◆ Dataset content
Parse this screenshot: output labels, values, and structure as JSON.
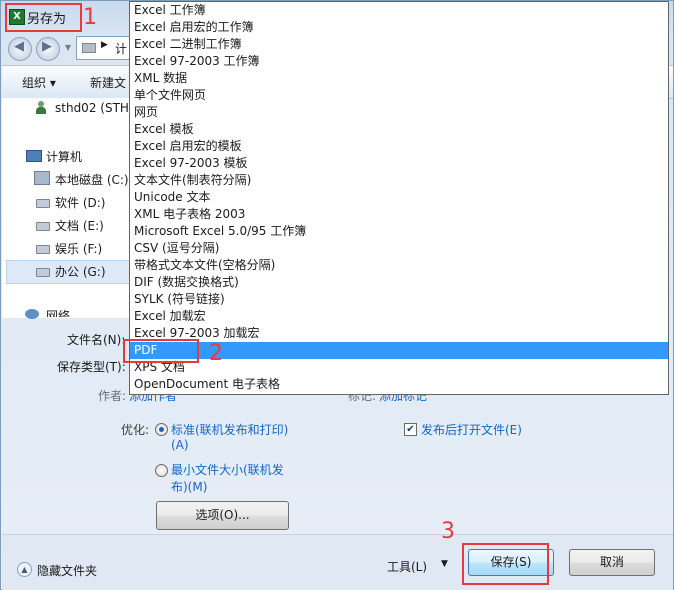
{
  "window": {
    "title": "另存为",
    "title_icon": "excel-icon"
  },
  "annotations": {
    "one": "1",
    "two": "2",
    "three": "3",
    "accent": "#e83a3a"
  },
  "nav": {
    "address_text": "计"
  },
  "toolbar": {
    "organize": "组织 ▾",
    "new_folder": "新建文"
  },
  "navpane": {
    "user": "sthd02 (STHD",
    "computer": "计算机",
    "drives": [
      "本地磁盘 (C:)",
      "软件 (D:)",
      "文档 (E:)",
      "娱乐 (F:)",
      "办公 (G:)"
    ],
    "network": "网络"
  },
  "form": {
    "filename_label": "文件名(N):",
    "savetype_label": "保存类型(T):",
    "author_label": "作者:",
    "author_value": "添加作者",
    "tags_label": "标记:",
    "tags_value": "添加标记"
  },
  "filetypes": {
    "items": [
      "Excel 工作簿",
      "Excel 启用宏的工作簿",
      "Excel 二进制工作簿",
      "Excel 97-2003 工作簿",
      "XML 数据",
      "单个文件网页",
      "网页",
      "Excel 模板",
      "Excel 启用宏的模板",
      "Excel 97-2003 模板",
      "文本文件(制表符分隔)",
      "Unicode 文本",
      "XML 电子表格 2003",
      "Microsoft Excel 5.0/95 工作簿",
      "CSV (逗号分隔)",
      "带格式文本文件(空格分隔)",
      "DIF (数据交换格式)",
      "SYLK (符号链接)",
      "Excel 加载宏",
      "Excel 97-2003 加载宏",
      "PDF",
      "XPS 文档",
      "OpenDocument 电子表格"
    ],
    "selected": "PDF"
  },
  "options": {
    "optimize_label": "优化:",
    "standard_line1": "标准(联机发布和打印)",
    "standard_line2": "(A)",
    "minimum_line1": "最小文件大小(联机发",
    "minimum_line2": "布)(M)",
    "options_button": "选项(O)...",
    "open_after": "发布后打开文件(E)",
    "open_after_checked": true,
    "standard_selected": true
  },
  "bottom": {
    "hide_folders": "隐藏文件夹",
    "tools": "工具(L)",
    "save": "保存(S)",
    "cancel": "取消"
  }
}
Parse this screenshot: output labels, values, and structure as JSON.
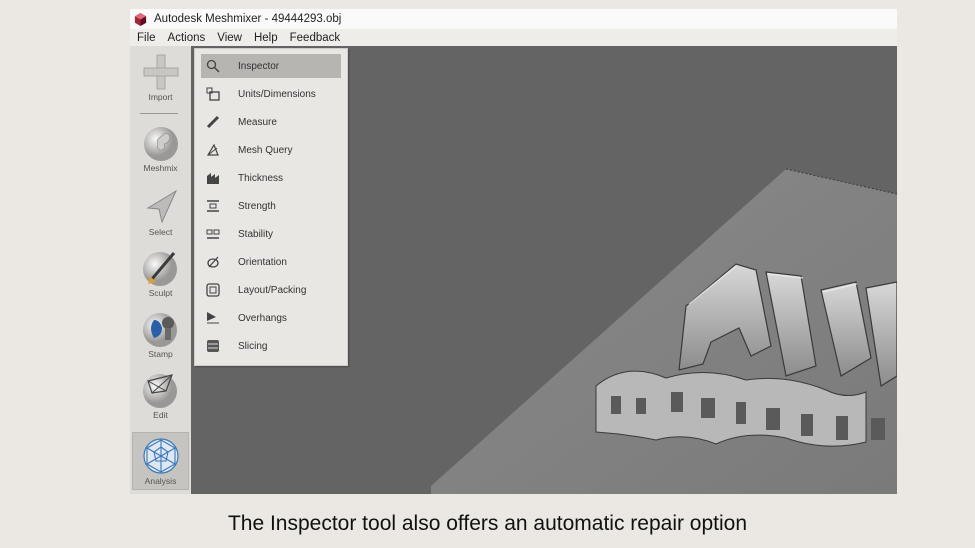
{
  "window": {
    "title": "Autodesk Meshmixer - 49444293.obj"
  },
  "menubar": {
    "items": [
      "File",
      "Actions",
      "View",
      "Help",
      "Feedback"
    ]
  },
  "toolbar": {
    "items": [
      {
        "label": "Import",
        "icon": "plus-icon"
      },
      {
        "label": "Meshmix",
        "icon": "meshmix-bunny-icon"
      },
      {
        "label": "Select",
        "icon": "select-arrow-icon"
      },
      {
        "label": "Sculpt",
        "icon": "sculpt-brush-icon"
      },
      {
        "label": "Stamp",
        "icon": "stamp-icon"
      },
      {
        "label": "Edit",
        "icon": "edit-icon"
      },
      {
        "label": "Analysis",
        "icon": "analysis-icon",
        "active": true
      }
    ]
  },
  "analysis_menu": {
    "items": [
      {
        "label": "Inspector",
        "icon": "magnifier-icon",
        "highlighted": true
      },
      {
        "label": "Units/Dimensions",
        "icon": "units-icon"
      },
      {
        "label": "Measure",
        "icon": "ruler-icon"
      },
      {
        "label": "Mesh Query",
        "icon": "mesh-query-icon"
      },
      {
        "label": "Thickness",
        "icon": "thickness-icon"
      },
      {
        "label": "Strength",
        "icon": "strength-icon"
      },
      {
        "label": "Stability",
        "icon": "stability-icon"
      },
      {
        "label": "Orientation",
        "icon": "orientation-icon"
      },
      {
        "label": "Layout/Packing",
        "icon": "layout-packing-icon"
      },
      {
        "label": "Overhangs",
        "icon": "overhangs-icon"
      },
      {
        "label": "Slicing",
        "icon": "slicing-icon"
      }
    ]
  },
  "caption": "The Inspector tool also offers an automatic repair option",
  "colors": {
    "viewport": "#646464",
    "menu_bg": "#e9e7e3",
    "highlight": "#b7b5b1",
    "analysis_accent": "#3a78b8"
  }
}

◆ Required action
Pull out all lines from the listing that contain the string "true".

◆ Solution
    "open_after_checked": true,
    "standard_selected": true
        "active": true
        "highlighted": true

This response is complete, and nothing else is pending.